Data entries:
* * * *

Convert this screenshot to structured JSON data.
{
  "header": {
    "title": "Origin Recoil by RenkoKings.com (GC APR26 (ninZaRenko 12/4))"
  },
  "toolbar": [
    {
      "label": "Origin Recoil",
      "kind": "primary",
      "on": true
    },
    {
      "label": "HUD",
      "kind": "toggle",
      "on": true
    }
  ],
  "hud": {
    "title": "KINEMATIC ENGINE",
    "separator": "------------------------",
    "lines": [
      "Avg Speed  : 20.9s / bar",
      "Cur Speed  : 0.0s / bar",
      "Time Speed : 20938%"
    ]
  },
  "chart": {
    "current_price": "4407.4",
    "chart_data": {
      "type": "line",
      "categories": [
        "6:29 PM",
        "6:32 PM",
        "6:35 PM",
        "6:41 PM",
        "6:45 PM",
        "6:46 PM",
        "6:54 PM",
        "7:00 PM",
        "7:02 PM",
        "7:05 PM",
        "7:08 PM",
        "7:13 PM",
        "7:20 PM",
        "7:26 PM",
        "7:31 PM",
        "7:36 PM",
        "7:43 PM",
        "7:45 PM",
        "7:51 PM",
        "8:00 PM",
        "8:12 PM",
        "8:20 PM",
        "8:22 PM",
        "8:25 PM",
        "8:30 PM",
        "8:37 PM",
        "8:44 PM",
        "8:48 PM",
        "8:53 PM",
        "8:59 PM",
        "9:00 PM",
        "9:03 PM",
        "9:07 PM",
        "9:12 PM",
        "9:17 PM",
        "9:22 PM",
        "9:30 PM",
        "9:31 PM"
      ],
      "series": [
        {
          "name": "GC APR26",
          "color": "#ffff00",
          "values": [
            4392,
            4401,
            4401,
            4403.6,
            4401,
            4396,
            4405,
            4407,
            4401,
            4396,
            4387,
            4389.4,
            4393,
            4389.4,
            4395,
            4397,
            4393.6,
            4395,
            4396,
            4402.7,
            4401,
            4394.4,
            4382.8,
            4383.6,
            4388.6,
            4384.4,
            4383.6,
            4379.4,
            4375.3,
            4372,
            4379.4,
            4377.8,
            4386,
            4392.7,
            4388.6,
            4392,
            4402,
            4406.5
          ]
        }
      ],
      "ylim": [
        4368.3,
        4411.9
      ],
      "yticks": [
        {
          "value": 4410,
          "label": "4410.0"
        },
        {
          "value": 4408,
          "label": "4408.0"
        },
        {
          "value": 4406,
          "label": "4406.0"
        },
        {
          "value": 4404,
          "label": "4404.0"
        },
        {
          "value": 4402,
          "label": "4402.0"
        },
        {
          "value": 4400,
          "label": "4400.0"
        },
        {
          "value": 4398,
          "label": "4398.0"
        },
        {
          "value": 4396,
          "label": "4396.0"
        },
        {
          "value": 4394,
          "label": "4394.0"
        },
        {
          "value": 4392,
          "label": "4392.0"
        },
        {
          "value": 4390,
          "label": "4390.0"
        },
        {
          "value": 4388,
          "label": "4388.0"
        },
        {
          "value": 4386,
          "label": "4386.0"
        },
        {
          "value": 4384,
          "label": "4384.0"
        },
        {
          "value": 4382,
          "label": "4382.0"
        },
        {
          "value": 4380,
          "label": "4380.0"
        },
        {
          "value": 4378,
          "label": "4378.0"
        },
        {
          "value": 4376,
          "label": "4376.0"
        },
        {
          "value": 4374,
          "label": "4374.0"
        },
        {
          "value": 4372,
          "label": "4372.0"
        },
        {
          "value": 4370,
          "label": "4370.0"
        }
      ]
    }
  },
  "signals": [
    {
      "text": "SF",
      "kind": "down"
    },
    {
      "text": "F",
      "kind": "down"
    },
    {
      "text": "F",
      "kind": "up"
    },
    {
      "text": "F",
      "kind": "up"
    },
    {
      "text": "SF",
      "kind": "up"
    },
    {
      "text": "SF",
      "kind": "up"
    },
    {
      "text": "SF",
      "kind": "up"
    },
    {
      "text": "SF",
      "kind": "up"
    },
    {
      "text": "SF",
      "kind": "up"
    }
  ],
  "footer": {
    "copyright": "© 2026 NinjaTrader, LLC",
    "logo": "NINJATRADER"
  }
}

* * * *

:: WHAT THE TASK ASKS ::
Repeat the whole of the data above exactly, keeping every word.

:: EXERCISE RESPONSE ::
Convert this screenshot to structured JSON data.
{
  "header": {
    "title": "Origin Recoil by RenkoKings.com (GC APR26 (ninZaRenko 12/4))"
  },
  "toolbar": [
    {
      "label": "Origin Recoil",
      "kind": "primary",
      "on": true
    },
    {
      "label": "HUD",
      "kind": "toggle",
      "on": true
    }
  ],
  "hud": {
    "title": "KINEMATIC ENGINE",
    "separator": "------------------------",
    "lines": [
      "Avg Speed  : 20.9s / bar",
      "Cur Speed  : 0.0s / bar",
      "Time Speed : 20938%"
    ]
  },
  "chart": {
    "current_price": "4407.4",
    "chart_data": {
      "type": "line",
      "categories": [
        "6:29 PM",
        "6:32 PM",
        "6:35 PM",
        "6:41 PM",
        "6:45 PM",
        "6:46 PM",
        "6:54 PM",
        "7:00 PM",
        "7:02 PM",
        "7:05 PM",
        "7:08 PM",
        "7:13 PM",
        "7:20 PM",
        "7:26 PM",
        "7:31 PM",
        "7:36 PM",
        "7:43 PM",
        "7:45 PM",
        "7:51 PM",
        "8:00 PM",
        "8:12 PM",
        "8:20 PM",
        "8:22 PM",
        "8:25 PM",
        "8:30 PM",
        "8:37 PM",
        "8:44 PM",
        "8:48 PM",
        "8:53 PM",
        "8:59 PM",
        "9:00 PM",
        "9:03 PM",
        "9:07 PM",
        "9:12 PM",
        "9:17 PM",
        "9:22 PM",
        "9:30 PM",
        "9:31 PM"
      ],
      "series": [
        {
          "name": "GC APR26",
          "color": "#ffff00",
          "values": [
            4392,
            4401,
            4401,
            4403.6,
            4401,
            4396,
            4405,
            4407,
            4401,
            4396,
            4387,
            4389.4,
            4393,
            4389.4,
            4395,
            4397,
            4393.6,
            4395,
            4396,
            4402.7,
            4401,
            4394.4,
            4382.8,
            4383.6,
            4388.6,
            4384.4,
            4383.6,
            4379.4,
            4375.3,
            4372,
            4379.4,
            4377.8,
            4386,
            4392.7,
            4388.6,
            4392,
            4402,
            4406.5
          ]
        }
      ],
      "ylim": [
        4368.3,
        4411.9
      ],
      "yticks": [
        {
          "value": 4410,
          "label": "4410.0"
        },
        {
          "value": 4408,
          "label": "4408.0"
        },
        {
          "value": 4406,
          "label": "4406.0"
        },
        {
          "value": 4404,
          "label": "4404.0"
        },
        {
          "value": 4402,
          "label": "4402.0"
        },
        {
          "value": 4400,
          "label": "4400.0"
        },
        {
          "value": 4398,
          "label": "4398.0"
        },
        {
          "value": 4396,
          "label": "4396.0"
        },
        {
          "value": 4394,
          "label": "4394.0"
        },
        {
          "value": 4392,
          "label": "4392.0"
        },
        {
          "value": 4390,
          "label": "4390.0"
        },
        {
          "value": 4388,
          "label": "4388.0"
        },
        {
          "value": 4386,
          "label": "4386.0"
        },
        {
          "value": 4384,
          "label": "4384.0"
        },
        {
          "value": 4382,
          "label": "4382.0"
        },
        {
          "value": 4380,
          "label": "4380.0"
        },
        {
          "value": 4378,
          "label": "4378.0"
        },
        {
          "value": 4376,
          "label": "4376.0"
        },
        {
          "value": 4374,
          "label": "4374.0"
        },
        {
          "value": 4372,
          "label": "4372.0"
        },
        {
          "value": 4370,
          "label": "4370.0"
        }
      ]
    }
  },
  "signals": [
    {
      "text": "SF",
      "kind": "down"
    },
    {
      "text": "F",
      "kind": "down"
    },
    {
      "text": "F",
      "kind": "up"
    },
    {
      "text": "F",
      "kind": "up"
    },
    {
      "text": "SF",
      "kind": "up"
    },
    {
      "text": "SF",
      "kind": "up"
    },
    {
      "text": "SF",
      "kind": "up"
    },
    {
      "text": "SF",
      "kind": "up"
    },
    {
      "text": "SF",
      "kind": "up"
    }
  ],
  "footer": {
    "copyright": "© 2026 NinjaTrader, LLC",
    "logo": "NINJATRADER"
  }
}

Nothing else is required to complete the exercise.